Sex workers protest at Stormont during the debate to criminalise the purchase of sex
Victims of trafficking forced into sex work will become harder to uncover if paying for sex is criminalised, protesting sex workers said on Monday.
A small group of sex workers staged a protest at the gates of Stormont while MLAs debated the issue.
Clause six of Lord Morrow's Anti-trafficking bill will, if passed, make paying for sexual services illegal.
It is intended to curb the market for prostitution.
However, sex worker and campaigner Laura Lee said that the police are often informed of suspected trafficking cases by their clients.
"Clients won't report it to the police if they face admitting they've committed a crime," she said.
Ms Lee denied that sex workers' objections to the bill are motivated by fear of losing income.
Similar legislation has been enacted in Sweden and Ms Lee said: "This is going to hit the most vulnerable sex workers.
"We know that from evidence from Sweden, where sex workers take greater chances, for less money."
Supporters of the bill include a former victim of trafficking known as 'Anna'.
The Romanian was abducted from London and forced into sex work for nine months in the Republic of Ireland and Northern Ireland.
She refuted claims that the proposed legislation would drive trafficking underground.
"This is already underground, The only thing that will go underground would be the sex industry which would have to lose their major income," she said.
First in the UK
For operational reasons the PSNI were unable to confirm if previous victims of trafficking were discovered due to tip-offs from clients.
The bill is due to be voted on late on Monday evening, although the debate may roll over to Wednesday.
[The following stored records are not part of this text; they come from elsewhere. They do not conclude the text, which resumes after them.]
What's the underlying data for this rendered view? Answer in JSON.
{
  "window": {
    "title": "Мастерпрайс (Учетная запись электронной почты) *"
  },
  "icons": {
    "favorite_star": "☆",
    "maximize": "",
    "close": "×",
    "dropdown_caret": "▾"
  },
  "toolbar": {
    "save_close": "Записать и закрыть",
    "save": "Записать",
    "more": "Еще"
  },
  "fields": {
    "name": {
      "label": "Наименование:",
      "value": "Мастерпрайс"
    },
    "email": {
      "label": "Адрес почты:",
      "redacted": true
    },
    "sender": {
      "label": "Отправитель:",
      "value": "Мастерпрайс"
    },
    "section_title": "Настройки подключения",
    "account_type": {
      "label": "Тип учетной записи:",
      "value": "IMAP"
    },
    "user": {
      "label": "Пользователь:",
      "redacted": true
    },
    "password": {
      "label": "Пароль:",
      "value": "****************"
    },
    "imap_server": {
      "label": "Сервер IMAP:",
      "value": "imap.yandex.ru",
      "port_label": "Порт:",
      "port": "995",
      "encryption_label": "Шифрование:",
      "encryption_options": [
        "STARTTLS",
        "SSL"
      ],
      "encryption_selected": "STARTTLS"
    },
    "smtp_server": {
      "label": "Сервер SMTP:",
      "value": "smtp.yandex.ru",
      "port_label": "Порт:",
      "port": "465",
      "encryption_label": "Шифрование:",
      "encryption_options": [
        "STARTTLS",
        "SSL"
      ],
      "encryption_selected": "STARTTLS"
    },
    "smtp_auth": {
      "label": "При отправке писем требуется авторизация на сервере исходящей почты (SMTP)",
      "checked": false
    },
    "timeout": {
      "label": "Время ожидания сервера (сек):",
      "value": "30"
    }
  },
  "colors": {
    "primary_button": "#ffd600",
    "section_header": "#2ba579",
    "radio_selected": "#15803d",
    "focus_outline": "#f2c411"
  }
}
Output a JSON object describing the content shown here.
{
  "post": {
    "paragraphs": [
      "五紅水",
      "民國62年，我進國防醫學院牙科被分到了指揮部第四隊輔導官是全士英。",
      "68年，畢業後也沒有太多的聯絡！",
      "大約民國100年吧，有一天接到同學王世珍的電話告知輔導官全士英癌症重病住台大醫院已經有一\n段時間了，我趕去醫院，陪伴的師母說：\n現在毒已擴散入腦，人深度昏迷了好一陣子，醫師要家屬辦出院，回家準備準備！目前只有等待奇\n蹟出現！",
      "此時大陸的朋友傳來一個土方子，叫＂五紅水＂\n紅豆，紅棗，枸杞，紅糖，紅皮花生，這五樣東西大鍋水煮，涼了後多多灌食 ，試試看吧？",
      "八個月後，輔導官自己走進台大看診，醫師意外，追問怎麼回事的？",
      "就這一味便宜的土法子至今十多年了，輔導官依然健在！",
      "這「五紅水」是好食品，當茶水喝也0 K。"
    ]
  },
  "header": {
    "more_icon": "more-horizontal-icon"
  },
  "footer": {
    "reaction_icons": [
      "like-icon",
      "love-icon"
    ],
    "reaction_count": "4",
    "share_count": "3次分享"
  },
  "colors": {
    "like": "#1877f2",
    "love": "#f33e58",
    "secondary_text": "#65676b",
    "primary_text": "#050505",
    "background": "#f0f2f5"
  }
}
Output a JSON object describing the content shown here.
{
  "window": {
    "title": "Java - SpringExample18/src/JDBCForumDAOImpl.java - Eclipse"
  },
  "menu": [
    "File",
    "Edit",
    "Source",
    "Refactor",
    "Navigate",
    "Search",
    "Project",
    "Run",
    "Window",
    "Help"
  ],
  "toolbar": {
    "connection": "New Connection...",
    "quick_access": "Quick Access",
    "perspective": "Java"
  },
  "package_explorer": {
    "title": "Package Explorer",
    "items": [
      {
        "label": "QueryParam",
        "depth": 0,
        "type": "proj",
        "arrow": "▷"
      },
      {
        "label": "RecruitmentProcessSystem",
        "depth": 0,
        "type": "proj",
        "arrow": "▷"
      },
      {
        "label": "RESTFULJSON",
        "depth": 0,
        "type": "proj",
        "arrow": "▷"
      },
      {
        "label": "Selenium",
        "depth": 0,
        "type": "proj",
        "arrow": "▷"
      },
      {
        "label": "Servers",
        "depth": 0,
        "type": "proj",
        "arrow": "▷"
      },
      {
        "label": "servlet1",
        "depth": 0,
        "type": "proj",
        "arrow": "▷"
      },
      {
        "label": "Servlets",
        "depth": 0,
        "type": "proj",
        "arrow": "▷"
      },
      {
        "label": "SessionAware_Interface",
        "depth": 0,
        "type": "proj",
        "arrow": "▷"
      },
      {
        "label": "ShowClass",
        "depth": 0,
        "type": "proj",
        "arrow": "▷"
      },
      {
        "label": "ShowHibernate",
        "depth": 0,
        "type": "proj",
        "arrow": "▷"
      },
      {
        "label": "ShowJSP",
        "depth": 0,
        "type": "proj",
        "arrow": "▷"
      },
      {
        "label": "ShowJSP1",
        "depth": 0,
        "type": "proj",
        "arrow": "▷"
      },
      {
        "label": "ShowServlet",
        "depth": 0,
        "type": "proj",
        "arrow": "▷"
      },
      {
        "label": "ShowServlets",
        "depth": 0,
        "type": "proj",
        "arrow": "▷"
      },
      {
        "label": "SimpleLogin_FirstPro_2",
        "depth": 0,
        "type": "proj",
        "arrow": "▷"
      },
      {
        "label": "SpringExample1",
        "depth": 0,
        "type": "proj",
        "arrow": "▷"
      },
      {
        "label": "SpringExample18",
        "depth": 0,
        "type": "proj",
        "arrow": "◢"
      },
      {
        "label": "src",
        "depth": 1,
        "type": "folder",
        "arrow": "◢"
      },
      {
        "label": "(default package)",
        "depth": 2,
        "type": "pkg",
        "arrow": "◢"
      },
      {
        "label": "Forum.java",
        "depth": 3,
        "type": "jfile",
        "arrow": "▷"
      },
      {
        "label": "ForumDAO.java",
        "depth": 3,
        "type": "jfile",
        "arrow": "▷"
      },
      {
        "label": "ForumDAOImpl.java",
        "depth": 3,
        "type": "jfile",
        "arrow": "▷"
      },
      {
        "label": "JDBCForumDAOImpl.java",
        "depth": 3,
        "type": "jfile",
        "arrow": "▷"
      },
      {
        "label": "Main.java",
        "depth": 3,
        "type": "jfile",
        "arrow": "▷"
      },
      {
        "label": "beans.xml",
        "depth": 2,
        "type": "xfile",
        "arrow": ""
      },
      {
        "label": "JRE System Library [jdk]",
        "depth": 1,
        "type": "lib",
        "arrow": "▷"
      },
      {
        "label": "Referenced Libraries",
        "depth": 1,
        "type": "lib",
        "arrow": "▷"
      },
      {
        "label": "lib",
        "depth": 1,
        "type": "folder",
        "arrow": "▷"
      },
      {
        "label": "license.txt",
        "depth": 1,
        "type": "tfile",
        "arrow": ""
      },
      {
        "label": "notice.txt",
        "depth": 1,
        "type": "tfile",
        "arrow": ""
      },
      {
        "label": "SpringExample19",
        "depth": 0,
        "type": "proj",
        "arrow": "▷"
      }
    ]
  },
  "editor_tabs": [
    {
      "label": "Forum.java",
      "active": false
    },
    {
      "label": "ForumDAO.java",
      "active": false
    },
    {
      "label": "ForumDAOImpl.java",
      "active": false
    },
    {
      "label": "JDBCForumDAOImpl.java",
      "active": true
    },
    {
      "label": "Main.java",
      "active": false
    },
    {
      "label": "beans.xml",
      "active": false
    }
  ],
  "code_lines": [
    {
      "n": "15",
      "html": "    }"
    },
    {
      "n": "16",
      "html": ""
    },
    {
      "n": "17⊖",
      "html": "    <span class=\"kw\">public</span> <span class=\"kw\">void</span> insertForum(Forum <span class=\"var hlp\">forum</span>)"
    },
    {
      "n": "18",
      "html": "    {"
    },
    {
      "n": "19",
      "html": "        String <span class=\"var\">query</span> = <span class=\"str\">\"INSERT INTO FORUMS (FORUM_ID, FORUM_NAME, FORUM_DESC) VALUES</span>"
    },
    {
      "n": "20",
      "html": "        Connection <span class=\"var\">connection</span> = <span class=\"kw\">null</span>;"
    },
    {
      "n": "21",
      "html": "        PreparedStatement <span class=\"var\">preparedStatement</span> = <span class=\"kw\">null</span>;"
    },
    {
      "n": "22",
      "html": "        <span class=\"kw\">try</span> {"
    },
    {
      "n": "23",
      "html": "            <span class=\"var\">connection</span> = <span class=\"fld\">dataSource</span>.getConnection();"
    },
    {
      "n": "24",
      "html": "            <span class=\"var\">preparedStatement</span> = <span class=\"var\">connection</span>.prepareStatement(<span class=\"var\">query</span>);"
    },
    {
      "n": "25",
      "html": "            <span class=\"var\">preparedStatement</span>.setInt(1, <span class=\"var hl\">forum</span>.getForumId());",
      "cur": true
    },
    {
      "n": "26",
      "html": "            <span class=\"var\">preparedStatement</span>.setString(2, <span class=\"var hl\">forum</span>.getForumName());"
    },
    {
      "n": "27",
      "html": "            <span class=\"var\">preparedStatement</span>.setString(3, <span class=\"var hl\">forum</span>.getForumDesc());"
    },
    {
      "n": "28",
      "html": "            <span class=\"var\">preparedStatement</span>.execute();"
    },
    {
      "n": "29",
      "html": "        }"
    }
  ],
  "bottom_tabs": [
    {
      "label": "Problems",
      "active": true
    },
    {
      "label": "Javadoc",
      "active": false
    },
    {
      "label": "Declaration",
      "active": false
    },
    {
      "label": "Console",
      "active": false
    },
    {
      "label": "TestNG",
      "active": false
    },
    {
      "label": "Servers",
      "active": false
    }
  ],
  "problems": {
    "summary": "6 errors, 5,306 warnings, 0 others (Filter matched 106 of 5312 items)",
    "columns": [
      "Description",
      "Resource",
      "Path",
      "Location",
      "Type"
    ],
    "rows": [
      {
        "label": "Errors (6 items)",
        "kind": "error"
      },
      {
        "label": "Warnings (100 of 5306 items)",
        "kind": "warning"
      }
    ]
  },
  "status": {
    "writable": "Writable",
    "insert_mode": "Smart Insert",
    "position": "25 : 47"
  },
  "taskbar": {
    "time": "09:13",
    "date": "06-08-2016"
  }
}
It is thought there is enough cross party support for it to pass.
If passed by Stormont, Northern Ireland will be the first part of the United Kingdom where the purchase of sex is made illegal.